  • The garden and flowerbeds have been getting lots of love (but no rain!) and are looking really good. We've never had much luck with growing potatoes, but this year's look fantastic. My mom's been helping out too. Pulling spinach, chives and oregano out for cooking has been too much fun for me...we even made rhubarb muffins from the semi-wild stuff growing at the edge of the yard.
  • I finally finished designing my ice book and uploaded it to Blurb. I'll post more about it when the printed copies actually arrive, but it's pretty exciting.
  • Two days off this week was very nice. All day Monday with just me and Ezra, and two mornings off on Tuesday and Wednesday to help out with the crew.
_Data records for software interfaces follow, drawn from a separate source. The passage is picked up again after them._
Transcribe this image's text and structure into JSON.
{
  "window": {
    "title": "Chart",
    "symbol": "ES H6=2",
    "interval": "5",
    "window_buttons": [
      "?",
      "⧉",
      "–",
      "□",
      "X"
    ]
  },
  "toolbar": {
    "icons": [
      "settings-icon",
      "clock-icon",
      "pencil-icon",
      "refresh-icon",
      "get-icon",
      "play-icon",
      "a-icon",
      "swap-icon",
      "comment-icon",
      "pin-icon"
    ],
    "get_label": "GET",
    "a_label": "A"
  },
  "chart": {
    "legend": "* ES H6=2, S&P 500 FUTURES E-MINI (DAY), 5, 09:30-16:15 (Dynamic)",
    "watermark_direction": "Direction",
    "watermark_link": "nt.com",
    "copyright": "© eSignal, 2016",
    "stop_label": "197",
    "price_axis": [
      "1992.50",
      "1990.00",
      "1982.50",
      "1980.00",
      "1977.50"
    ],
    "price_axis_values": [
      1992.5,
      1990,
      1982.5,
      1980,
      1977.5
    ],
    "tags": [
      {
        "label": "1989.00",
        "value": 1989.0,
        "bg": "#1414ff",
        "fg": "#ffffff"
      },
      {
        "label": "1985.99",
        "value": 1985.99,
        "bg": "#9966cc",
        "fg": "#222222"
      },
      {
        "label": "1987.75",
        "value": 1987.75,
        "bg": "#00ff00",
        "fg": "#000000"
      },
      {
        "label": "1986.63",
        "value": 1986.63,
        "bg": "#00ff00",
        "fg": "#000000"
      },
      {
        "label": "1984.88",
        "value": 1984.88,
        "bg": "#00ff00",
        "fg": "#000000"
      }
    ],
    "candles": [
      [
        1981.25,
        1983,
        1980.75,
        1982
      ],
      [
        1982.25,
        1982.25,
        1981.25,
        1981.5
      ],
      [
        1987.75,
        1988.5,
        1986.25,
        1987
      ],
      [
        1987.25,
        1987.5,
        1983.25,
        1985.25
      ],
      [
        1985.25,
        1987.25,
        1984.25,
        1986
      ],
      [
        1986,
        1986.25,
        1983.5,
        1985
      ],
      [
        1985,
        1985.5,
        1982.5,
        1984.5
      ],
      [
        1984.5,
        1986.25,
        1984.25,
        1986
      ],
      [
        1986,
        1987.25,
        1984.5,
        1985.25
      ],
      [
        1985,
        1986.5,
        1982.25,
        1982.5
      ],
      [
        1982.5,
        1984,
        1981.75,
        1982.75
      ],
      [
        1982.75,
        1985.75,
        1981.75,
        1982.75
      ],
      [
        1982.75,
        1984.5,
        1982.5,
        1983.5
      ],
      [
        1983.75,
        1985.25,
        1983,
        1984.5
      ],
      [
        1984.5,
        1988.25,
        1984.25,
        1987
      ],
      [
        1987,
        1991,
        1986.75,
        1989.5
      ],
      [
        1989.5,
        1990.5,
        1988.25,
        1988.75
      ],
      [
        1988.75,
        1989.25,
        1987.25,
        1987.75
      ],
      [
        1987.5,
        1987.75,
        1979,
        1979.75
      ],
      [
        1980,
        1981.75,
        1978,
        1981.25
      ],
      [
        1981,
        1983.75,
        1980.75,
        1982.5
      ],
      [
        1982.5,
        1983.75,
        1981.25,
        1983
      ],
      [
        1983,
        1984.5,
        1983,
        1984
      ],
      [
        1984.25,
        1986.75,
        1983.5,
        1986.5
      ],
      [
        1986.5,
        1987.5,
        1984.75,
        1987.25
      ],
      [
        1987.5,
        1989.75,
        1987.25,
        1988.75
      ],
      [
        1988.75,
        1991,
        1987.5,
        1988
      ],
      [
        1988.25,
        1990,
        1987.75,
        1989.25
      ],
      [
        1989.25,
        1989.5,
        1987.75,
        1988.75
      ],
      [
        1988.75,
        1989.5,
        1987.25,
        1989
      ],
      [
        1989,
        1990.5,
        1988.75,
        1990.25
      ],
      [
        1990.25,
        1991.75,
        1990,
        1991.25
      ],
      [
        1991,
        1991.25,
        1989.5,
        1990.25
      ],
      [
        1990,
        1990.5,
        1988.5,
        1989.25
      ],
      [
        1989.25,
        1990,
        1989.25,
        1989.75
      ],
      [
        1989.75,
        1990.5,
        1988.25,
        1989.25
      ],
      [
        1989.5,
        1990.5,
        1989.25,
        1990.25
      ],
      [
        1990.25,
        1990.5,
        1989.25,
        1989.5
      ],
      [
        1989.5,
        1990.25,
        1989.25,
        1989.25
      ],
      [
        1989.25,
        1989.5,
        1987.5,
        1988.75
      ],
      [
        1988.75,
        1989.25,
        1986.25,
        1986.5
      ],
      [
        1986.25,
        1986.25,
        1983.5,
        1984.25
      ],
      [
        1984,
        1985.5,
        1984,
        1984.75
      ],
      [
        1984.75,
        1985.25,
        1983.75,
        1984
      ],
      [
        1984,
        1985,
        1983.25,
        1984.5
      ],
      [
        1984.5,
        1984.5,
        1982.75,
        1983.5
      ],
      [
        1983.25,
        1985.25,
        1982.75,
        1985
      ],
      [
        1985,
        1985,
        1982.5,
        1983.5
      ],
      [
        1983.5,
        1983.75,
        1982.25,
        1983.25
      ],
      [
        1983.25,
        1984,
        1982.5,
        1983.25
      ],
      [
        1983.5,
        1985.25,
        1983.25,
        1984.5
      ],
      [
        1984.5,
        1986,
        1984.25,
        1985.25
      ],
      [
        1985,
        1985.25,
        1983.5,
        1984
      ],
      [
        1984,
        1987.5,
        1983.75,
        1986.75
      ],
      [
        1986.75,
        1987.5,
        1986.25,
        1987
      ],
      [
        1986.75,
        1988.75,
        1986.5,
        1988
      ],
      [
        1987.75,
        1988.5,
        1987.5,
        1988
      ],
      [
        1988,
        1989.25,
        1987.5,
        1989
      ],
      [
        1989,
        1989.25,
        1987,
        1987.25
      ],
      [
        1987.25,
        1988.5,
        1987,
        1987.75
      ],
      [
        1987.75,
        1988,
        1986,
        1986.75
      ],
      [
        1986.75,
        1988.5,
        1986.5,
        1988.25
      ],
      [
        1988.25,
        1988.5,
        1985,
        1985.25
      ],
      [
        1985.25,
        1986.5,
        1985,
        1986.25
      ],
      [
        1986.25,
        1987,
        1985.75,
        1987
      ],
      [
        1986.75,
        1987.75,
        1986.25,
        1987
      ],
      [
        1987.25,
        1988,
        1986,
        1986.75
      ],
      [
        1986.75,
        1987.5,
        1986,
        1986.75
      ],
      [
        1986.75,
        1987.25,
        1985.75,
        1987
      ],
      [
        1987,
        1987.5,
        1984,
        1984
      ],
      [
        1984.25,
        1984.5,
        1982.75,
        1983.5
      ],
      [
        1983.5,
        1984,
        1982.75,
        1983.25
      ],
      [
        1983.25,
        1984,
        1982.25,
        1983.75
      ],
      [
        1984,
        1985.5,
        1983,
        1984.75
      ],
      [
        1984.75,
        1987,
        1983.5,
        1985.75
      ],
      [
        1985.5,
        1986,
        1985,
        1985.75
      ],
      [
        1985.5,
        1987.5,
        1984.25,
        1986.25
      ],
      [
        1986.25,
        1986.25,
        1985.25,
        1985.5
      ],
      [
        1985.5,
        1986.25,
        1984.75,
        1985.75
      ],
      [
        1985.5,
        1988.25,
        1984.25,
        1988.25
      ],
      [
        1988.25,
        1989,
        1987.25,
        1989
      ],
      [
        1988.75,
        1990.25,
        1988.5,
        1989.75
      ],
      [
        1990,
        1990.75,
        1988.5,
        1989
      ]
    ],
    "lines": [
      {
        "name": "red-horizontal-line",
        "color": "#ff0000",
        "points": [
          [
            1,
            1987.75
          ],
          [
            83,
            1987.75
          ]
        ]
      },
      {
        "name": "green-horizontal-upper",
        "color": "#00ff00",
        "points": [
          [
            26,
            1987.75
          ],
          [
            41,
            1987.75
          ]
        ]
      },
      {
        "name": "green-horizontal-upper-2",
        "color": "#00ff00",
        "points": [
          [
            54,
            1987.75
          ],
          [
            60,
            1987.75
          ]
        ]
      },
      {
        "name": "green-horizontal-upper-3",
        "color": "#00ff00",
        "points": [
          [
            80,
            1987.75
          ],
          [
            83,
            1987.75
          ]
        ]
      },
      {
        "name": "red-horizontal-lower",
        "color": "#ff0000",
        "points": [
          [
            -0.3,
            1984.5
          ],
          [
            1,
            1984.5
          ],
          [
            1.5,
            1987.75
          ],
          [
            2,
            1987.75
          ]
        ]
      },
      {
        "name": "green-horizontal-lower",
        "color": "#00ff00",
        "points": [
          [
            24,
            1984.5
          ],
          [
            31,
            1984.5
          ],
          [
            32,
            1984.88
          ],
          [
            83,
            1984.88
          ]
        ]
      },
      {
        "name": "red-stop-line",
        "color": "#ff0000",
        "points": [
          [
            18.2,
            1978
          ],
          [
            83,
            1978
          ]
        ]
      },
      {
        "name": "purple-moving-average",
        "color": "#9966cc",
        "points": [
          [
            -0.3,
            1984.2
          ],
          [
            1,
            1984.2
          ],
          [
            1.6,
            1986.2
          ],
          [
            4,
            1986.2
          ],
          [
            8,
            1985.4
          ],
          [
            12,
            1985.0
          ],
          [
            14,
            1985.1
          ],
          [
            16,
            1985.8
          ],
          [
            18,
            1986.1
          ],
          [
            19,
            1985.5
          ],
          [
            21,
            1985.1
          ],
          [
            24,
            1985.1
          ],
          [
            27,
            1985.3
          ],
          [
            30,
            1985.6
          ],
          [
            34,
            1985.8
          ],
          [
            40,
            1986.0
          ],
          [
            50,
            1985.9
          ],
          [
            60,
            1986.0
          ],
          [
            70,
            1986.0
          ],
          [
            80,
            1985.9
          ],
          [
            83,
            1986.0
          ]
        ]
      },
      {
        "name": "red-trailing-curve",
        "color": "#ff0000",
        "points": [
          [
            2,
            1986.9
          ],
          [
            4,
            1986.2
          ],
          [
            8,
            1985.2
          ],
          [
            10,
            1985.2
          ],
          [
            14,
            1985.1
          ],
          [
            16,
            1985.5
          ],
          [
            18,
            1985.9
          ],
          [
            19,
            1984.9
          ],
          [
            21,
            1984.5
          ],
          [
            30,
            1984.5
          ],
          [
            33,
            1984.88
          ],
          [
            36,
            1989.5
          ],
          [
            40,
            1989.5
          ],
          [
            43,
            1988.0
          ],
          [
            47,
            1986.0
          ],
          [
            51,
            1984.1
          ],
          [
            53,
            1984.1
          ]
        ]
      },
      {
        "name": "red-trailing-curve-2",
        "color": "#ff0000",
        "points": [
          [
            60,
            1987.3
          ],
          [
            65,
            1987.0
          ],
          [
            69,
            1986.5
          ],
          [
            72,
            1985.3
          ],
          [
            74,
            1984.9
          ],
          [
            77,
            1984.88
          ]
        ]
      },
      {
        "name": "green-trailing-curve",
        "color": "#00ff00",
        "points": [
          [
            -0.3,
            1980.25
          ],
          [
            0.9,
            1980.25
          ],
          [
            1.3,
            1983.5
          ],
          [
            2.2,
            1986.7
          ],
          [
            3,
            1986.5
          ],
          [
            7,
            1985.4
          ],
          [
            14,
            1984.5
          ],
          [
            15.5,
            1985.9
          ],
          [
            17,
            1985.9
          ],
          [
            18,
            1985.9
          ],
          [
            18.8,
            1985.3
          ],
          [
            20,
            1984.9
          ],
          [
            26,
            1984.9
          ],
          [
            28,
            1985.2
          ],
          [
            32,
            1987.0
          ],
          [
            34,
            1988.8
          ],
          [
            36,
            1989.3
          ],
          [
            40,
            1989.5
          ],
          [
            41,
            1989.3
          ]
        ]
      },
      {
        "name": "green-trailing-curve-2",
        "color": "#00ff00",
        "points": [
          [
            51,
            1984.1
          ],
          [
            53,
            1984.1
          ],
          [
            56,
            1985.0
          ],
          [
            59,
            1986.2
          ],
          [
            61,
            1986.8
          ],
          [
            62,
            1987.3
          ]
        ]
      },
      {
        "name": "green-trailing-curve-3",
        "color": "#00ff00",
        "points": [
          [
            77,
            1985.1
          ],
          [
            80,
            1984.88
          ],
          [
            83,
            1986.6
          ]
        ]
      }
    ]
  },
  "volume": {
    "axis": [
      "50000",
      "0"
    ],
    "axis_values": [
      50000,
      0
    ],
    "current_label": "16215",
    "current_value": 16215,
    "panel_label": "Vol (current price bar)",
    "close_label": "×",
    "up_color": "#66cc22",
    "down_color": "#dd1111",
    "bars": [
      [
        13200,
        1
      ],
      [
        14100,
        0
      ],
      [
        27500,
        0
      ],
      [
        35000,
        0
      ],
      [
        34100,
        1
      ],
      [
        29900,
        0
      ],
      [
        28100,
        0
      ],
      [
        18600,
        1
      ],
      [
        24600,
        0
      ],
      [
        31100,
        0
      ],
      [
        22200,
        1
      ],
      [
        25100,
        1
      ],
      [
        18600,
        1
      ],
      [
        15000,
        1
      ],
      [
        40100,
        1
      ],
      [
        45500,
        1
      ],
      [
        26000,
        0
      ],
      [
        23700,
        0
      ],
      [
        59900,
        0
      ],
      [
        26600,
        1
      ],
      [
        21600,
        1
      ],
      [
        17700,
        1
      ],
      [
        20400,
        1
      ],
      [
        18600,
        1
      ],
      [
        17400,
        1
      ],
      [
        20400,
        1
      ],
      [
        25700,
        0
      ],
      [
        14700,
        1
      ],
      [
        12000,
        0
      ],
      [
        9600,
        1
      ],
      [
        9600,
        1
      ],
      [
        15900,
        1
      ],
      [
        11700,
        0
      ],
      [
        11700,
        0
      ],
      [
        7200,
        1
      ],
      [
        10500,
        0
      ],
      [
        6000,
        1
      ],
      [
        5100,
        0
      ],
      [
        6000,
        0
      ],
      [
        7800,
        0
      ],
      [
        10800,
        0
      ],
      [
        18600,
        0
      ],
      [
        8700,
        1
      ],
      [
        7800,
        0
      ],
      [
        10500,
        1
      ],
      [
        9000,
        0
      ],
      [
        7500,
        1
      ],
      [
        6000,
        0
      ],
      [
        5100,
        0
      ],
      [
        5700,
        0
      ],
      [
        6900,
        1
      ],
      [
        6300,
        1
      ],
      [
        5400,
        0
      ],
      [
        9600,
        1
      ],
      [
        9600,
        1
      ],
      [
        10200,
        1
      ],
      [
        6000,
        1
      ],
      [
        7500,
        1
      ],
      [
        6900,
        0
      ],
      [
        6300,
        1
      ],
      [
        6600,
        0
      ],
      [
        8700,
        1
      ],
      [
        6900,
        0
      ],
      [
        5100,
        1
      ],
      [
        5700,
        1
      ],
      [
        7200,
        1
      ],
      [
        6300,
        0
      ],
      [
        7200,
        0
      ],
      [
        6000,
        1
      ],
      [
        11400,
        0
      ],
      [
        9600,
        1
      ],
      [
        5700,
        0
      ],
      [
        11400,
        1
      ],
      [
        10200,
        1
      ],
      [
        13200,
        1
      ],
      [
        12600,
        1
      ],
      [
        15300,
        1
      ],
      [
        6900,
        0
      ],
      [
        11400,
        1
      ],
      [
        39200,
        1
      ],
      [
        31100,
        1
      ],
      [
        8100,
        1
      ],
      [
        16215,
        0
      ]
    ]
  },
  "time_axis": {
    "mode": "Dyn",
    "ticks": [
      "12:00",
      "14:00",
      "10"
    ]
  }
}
Ezra got his shots, Tannis wrapped up the school year with the Home Learner's Program, and Ivy fiddled. Ella hung out, mostly just being awesome.
  • Listening to: Barry Phillips, a composer/cellist who blends interesting traditional influences into something very beautiful (see player below), the new Tragically Hip album (their best in many years, imo), lots of classical, as well as some standard stuff from Green Day and Vampire Weekend.
  • Watched: Wall-E and loved it, despite some over-the-top schmaltzy parts.
  • Reading: almost nothing (the shame). I keep starting good books and not finishing them.
  • Playing: I'm willing to say that I've finished Suzuki Book 1, because I can play the final piece, Gavotte, reasonably well on violin and viola. I've been coming up with new viola harmony parts for fiddle tunes, and focusing on a version of Crabs in the Skillet that I've worked out for the viola.
  • Drinking: Great espresso from Richard's Backyard Beans, Unibroue Maudite with Andrew tonight on the back patio, Orange Crush on ice, and water that no longer has to be boiled.
  • Sleeping: never enough.

Trad by Barry Phillips


Hot Hot Hot

There was lots of grumbling in the Okanagan about a colder and longer than normal winter, and then crummy cool weather through March and April when it's usually pretty nice. The last half of May seemed to be making up for it, and now we've had summer heat for a while already, with more on the way. Unfortunately, we could really use some rain, as it's been bone dry for months...we'd hate to start forest-fire season two months ahead of schedule.